The Divided Plate and Other Portion Tips
Serving sizes on food labels and recommended amounts on the ChooseMyPlate site are usually given in grams, ounces, or cups. Of course, most of us don't carry around food scales and measuring cups. So how can we translate those amounts into quantities we can relate to? That's where the following visual cues come in. (Just be warned: Some might seem small, especially to recovering super-sizers!)
One easy way to size up portions if you don't have any measurements is to use your hand as a guide:
•A clenched fist is about a cup — and a cup is the amount experts recommend for a portion of pasta, rice, cereal, vegetables, and fruit.
•A meat portion should be about as big as your palm.
•Limit the amount of added fats (like butter, mayo, or salad dressing) to the size of the top of your thumb.
Another great way to visualize appropriate portions is to use the concept of the "divided plate." Think of your plate as divided into four equal sections. Use one of the top quarters for protein. Use the other top quarter for starch, preferably a whole grain. Then fill the bottom half with veggies (or a combination of vegetables and fruit). None of the foods should overlap — or be piled high! Not only will dividing your plate like this help you keep portions under control, it can also help you to balance your meals.
Being aware of realistic portion sizes and using the "divided plate" concept can help you avoid overeating. But sometimes these visual cues can be hard — especially when foods are difficult to measure, like a sandwich. It can also be hard to estimate foods like chips and cookies that you might eat right out of the bag.
Eat your meals on a smaller plate so your meal looks larger. A sandwich on a dinner-size plate looks lost; on an appetizer plate it looks downright hefty.
Avoid taking an entire bag of chips or a container of ice cream to the couch. You're far less likely to overdo it if you serve yourself a portion in the kitchen first.
Try single-serving size foods (like those cute little 8-ounce cans of soda!) to help your body learn what an appropriate portion size is. These days all kinds of snacks and beverages are available in "100-calorie" portions. Of course, the key is to eat or drink just one!
Eat three well-balanced meals (with vegetables, fruit, proteins, and starch) and one or two healthy snacks at regular times throughout the day.
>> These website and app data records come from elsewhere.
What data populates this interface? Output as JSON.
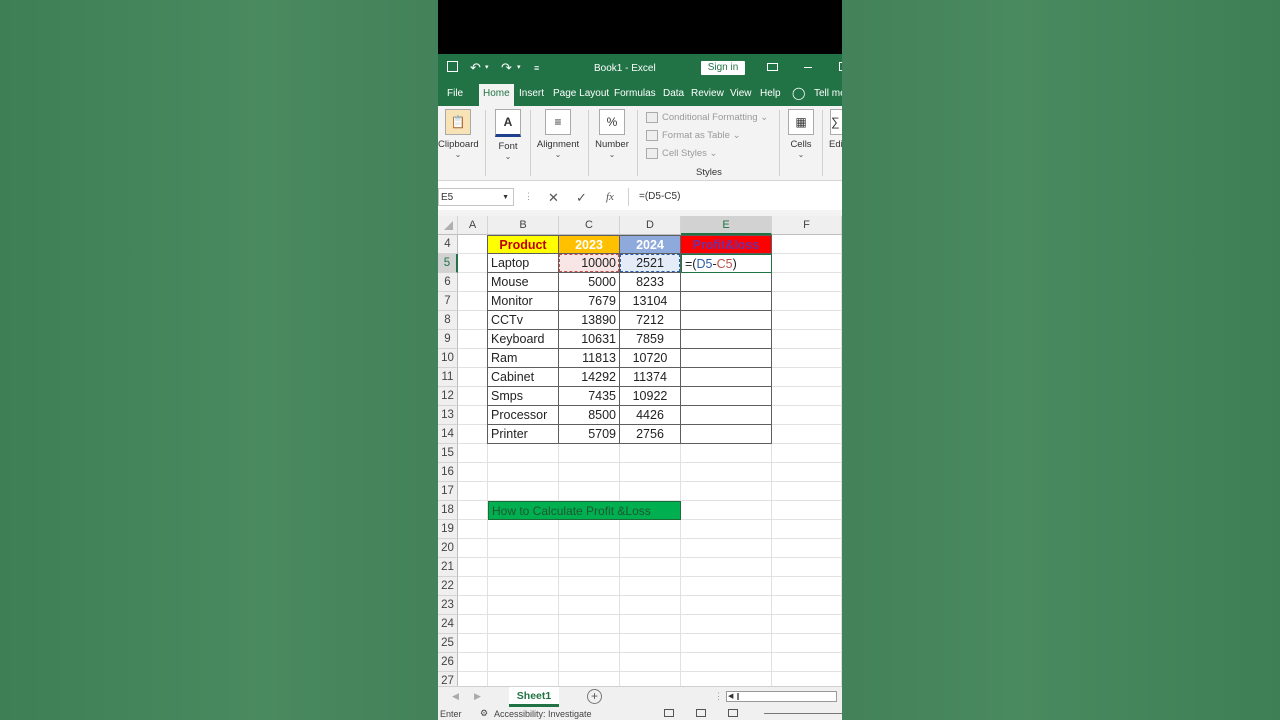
{
  "window": {
    "title": "Book1  -  Excel",
    "signin_label": "Sign in",
    "save_icon": "save-icon",
    "undo_icon": "undo-icon",
    "redo_icon": "redo-icon",
    "qat_icon": "customize-qat-icon"
  },
  "ribbon_tabs": [
    "File",
    "Home",
    "Insert",
    "Page Layout",
    "Formulas",
    "Data",
    "Review",
    "View",
    "Help"
  ],
  "tell_me": "Tell me",
  "ribbon": {
    "clipboard": "Clipboard",
    "font": "Font",
    "alignment": "Alignment",
    "number": "Number",
    "conditional_formatting": "Conditional Formatting",
    "format_as_table": "Format as Table",
    "cell_styles": "Cell Styles",
    "styles": "Styles",
    "cells": "Cells",
    "editing": "Edi",
    "font_glyph": "A",
    "number_glyph": "%"
  },
  "formula_bar": {
    "name_box": "E5",
    "formula": "=(D5-C5)",
    "fx": "fx"
  },
  "columns": [
    "A",
    "B",
    "C",
    "D",
    "E",
    "F"
  ],
  "rows": [
    "4",
    "5",
    "6",
    "7",
    "8",
    "9",
    "10",
    "11",
    "12",
    "13",
    "14",
    "15",
    "16",
    "17",
    "18",
    "19",
    "20",
    "21",
    "22",
    "23",
    "24",
    "25",
    "26",
    "27"
  ],
  "table": {
    "headers": {
      "product": "Product",
      "y2023": "2023",
      "y2024": "2024",
      "pl": "Profit&loss"
    },
    "data": [
      {
        "product": "Laptop",
        "c": "10000",
        "d": "2521"
      },
      {
        "product": "Mouse",
        "c": "5000",
        "d": "8233"
      },
      {
        "product": "Monitor",
        "c": "7679",
        "d": "13104"
      },
      {
        "product": "CCTv",
        "c": "13890",
        "d": "7212"
      },
      {
        "product": "Keyboard",
        "c": "10631",
        "d": "7859"
      },
      {
        "product": "Ram",
        "c": "11813",
        "d": "10720"
      },
      {
        "product": "Cabinet",
        "c": "14292",
        "d": "11374"
      },
      {
        "product": "Smps",
        "c": "7435",
        "d": "10922"
      },
      {
        "product": "Processor",
        "c": "8500",
        "d": "4426"
      },
      {
        "product": "Printer",
        "c": "5709",
        "d": "2756"
      }
    ],
    "editing_cell_text": "=(D5-C5)",
    "editing_parts": [
      "=(",
      "D5",
      "-",
      "C5",
      ")"
    ]
  },
  "banner": "How to Calculate Profit &Loss",
  "sheet_tab": "Sheet1",
  "status": {
    "mode": "Enter",
    "accessibility": "Accessibility: Investigate"
  },
  "colors": {
    "excel_green": "#217346",
    "product_hdr": "#ffff00",
    "y2023_hdr": "#ffc000",
    "y2024_hdr": "#8ea9db",
    "pl_hdr": "#ff0000",
    "banner": "#00b050"
  }
}
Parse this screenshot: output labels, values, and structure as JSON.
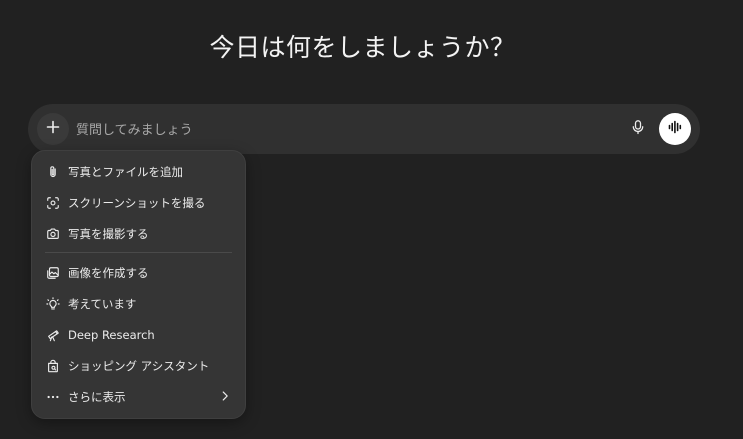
{
  "heading": "今日は何をしましょうか？",
  "composer": {
    "placeholder": "質問してみましょう",
    "icons": [
      "plus-icon",
      "microphone-icon",
      "voice-waveform-icon"
    ]
  },
  "menu": {
    "items": [
      {
        "label": "写真とファイルを追加",
        "icon": "paperclip-icon"
      },
      {
        "label": "スクリーンショットを撮る",
        "icon": "screenshot-icon"
      },
      {
        "label": "写真を撮影する",
        "icon": "camera-icon"
      },
      {
        "label": "画像を作成する",
        "icon": "image-create-icon"
      },
      {
        "label": "考えています",
        "icon": "lightbulb-icon"
      },
      {
        "label": "Deep Research",
        "icon": "telescope-icon"
      },
      {
        "label": "ショッピング アシスタント",
        "icon": "shopping-bag-icon"
      },
      {
        "label": "さらに表示",
        "icon": "more-dots-icon"
      }
    ]
  },
  "colors": {
    "background": "#212121",
    "composer": "#303030",
    "menu": "#353535",
    "text": "#ececec",
    "placeholder": "#a8a8a8"
  }
}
Skipping meals or waiting too long between them can make you more likely to overdo it at the next meal.
Add more salads and fruit to your diet, especially at the start of a meal. This can help control hunger and give a sense of fullness while controlling calorie intake.
Try not to rush through your meals. Eat slowly and chew well — giving yourself a chance to feel full before you take more. If you do want seconds, go for more salad or veggies.
Be aware that most restaurant portions are three or four times the right serving size. Try sharing meals with friends, ordering an appetizer as a main dish, or packing up the extra to take home before you begin to eat.
Don't be tempted to go for the giant value meal or the jumbo drink just because they're only a few cents more than the regular size.
Most important, make it a habit to let your stomach rather than your eyes tell you when you're done with a meal.
The key to maintaining a healthy weight is to listen to your body's natural signals about when it's hungry and when it's full. Sometimes these signals can be confused by constant overeating or constant dieting, which is why it pays to watch portion sizes and make smart food choices.